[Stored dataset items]
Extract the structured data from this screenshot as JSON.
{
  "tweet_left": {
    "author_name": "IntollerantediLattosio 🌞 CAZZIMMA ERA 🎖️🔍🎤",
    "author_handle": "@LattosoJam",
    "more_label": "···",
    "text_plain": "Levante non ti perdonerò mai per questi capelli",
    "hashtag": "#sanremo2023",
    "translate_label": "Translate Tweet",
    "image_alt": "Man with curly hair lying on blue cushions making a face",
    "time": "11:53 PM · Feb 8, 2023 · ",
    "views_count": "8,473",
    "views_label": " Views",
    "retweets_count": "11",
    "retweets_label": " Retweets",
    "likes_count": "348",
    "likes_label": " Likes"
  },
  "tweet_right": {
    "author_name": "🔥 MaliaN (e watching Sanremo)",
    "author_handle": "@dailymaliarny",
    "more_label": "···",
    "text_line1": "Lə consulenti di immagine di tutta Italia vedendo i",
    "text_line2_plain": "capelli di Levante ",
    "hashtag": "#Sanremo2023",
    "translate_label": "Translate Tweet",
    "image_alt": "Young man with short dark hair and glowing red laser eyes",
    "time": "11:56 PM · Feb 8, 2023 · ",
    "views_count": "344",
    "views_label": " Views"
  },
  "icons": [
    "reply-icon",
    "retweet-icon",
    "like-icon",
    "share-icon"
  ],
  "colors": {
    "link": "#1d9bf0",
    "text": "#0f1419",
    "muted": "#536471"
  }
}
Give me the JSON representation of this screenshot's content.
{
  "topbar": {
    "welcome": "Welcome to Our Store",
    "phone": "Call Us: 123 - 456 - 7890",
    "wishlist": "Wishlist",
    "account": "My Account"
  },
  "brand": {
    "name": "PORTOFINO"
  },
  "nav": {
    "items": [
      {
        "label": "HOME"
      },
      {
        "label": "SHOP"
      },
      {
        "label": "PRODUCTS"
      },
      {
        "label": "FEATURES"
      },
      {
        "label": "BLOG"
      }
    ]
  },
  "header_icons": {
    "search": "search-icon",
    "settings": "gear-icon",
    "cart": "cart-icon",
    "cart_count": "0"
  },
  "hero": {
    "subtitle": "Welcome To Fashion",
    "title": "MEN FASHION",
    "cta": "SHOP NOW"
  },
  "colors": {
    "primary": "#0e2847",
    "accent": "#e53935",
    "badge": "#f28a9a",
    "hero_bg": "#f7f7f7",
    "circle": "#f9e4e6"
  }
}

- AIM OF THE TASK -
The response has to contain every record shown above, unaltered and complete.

- RESPONSE BOX -
Extract the structured data from this screenshot as JSON.
{
  "tweet_left": {
    "author_name": "IntollerantediLattosio 🌞 CAZZIMMA ERA 🎖️🔍🎤",
    "author_handle": "@LattosoJam",
    "more_label": "···",
    "text_plain": "Levante non ti perdonerò mai per questi capelli",
    "hashtag": "#sanremo2023",
    "translate_label": "Translate Tweet",
    "image_alt": "Man with curly hair lying on blue cushions making a face",
    "time": "11:53 PM · Feb 8, 2023 · ",
    "views_count": "8,473",
    "views_label": " Views",
    "retweets_count": "11",
    "retweets_label": " Retweets",
    "likes_count": "348",
    "likes_label": " Likes"
  },
  "tweet_right": {
    "author_name": "🔥 MaliaN (e watching Sanremo)",
    "author_handle": "@dailymaliarny",
    "more_label": "···",
    "text_line1": "Lə consulenti di immagine di tutta Italia vedendo i",
    "text_line2_plain": "capelli di Levante ",
    "hashtag": "#Sanremo2023",
    "translate_label": "Translate Tweet",
    "image_alt": "Young man with short dark hair and glowing red laser eyes",
    "time": "11:56 PM · Feb 8, 2023 · ",
    "views_count": "344",
    "views_label": " Views"
  },
  "icons": [
    "reply-icon",
    "retweet-icon",
    "like-icon",
    "share-icon"
  ],
  "colors": {
    "link": "#1d9bf0",
    "text": "#0f1419",
    "muted": "#536471"
  }
}
Give me the JSON representation of this screenshot's content.
{
  "topbar": {
    "welcome": "Welcome to Our Store",
    "phone": "Call Us: 123 - 456 - 7890",
    "wishlist": "Wishlist",
    "account": "My Account"
  },
  "brand": {
    "name": "PORTOFINO"
  },
  "nav": {
    "items": [
      {
        "label": "HOME"
      },
      {
        "label": "SHOP"
      },
      {
        "label": "PRODUCTS"
      },
      {
        "label": "FEATURES"
      },
      {
        "label": "BLOG"
      }
    ]
  },
  "header_icons": {
    "search": "search-icon",
    "settings": "gear-icon",
    "cart": "cart-icon",
    "cart_count": "0"
  },
  "hero": {
    "subtitle": "Welcome To Fashion",
    "title": "MEN FASHION",
    "cta": "SHOP NOW"
  },
  "colors": {
    "primary": "#0e2847",
    "accent": "#e53935",
    "badge": "#f28a9a",
    "hero_bg": "#f7f7f7",
    "circle": "#f9e4e6"
  }
}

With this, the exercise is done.